Black Bear Review
There are films that can be easily described and summarised. They follow established rules and stories and are easy to watch and digest. Then there are films like Black Bear that simply cannot be categorised or explained thoroughly enough to communicate just how peculiar, offbeat and immersive they are, but let’s try anyway.
Allison (Aubrey Plaza), is a filmmaker looking for inspiration ho arrives at a rural retreat, owned by Gabe (Christopher Abbott) and Blair (Sarah Gadon). Her arrival immediately drives a wedge between Gabe and the pregnant Blair and a rather boozy night comes to a shocking end. This is part one, subtitled “The Bear in The Road”. To spoil what part two, “The Bear By The Boat House” entails, would be to lessen Black Bear’s impact. Part of the fun is to be completely blindsided, and honestly, quite confused, trying to figure out what is happening and more importantly, what it all means.
Written and directed by Lawrence Michael Levine, this is scorching, smart and likely to leave you with some sort of cinematic whiplash. It immediately draws you in with its visuals, but the real winner here is the script and the trio of performances from Plaza, Abbott and Gadon. Black Bear is simultaneously a look at the creative process as well as a takedown of toxic masculinity. There are several moments in the film where you might want to jump up and scream at the characters for their actions and opinions, but that’s exactly what makes it so powerful. It’s incredibly aware of its controversies and what light it shows them in, opening them up for discussion.
The film is at times perhaps a little too smart for its own good, bringing up a lot of questions without ever intending to answer them. Levine seems to act as an agent of chaos, throwing the audiences in the middle of a very intense, unique dynamic that exists between the characters. At times, Black Bear feels unfortunately aimless and pointless, as if Levine is just flexing his cinematic and narrative muscles but without any greater purpose. It can make for an uncomfortable and frustrating watch, but thankfully the outstanding cast keep things accessible.
Plaza, Abbott and Gadon are all spectacular. They carry the narrative when the script occasionally doesn’t have anything to say. Abbott is remarkably gifted at playing a douche bag and still making him feel human enough not to render him the villain of the story. Gabe feels like a very modern take on masculinity with his controversial, yet mundane opinions of feminism and his occasional caveman-like tendencies, but there are no good or bad guys here. There is open hostility between Blair and Gabe and Gadon, while occasionally making Blair a tad insufferable, she holds her own wonderfully against Abbott.

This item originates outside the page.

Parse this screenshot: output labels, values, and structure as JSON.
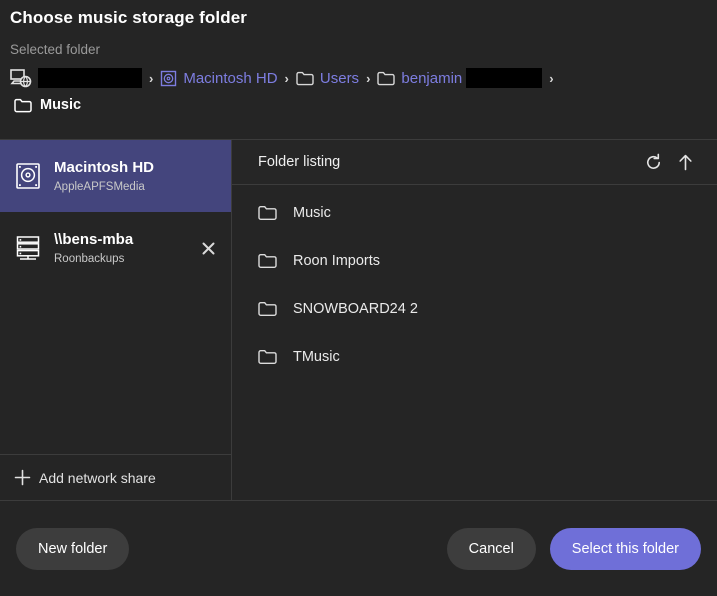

However, Plaza is the real star here, her performance feeling nuanced, tragic and hilarious and definitely among one of her best to date. Allison as a character is a tough nut to crack and often morally dubious and unlikeable, but Plaza taps into her character's insecurities and through her signature dead-pan forwardness, makes Allison a compelling protagonist.
Black Bear is a challenging film, one that will require several viewings to at least attempt to unlock all its secrets, and even then, it’s likely that some aspects will remain a mystery. Perhaps that’s part of its charm, and it’s certainly an interesting look at the lengths artists can go to unlock their creative impulses in the name of art.
Black Bear is available in select cinemas and VOD in the US from December 4.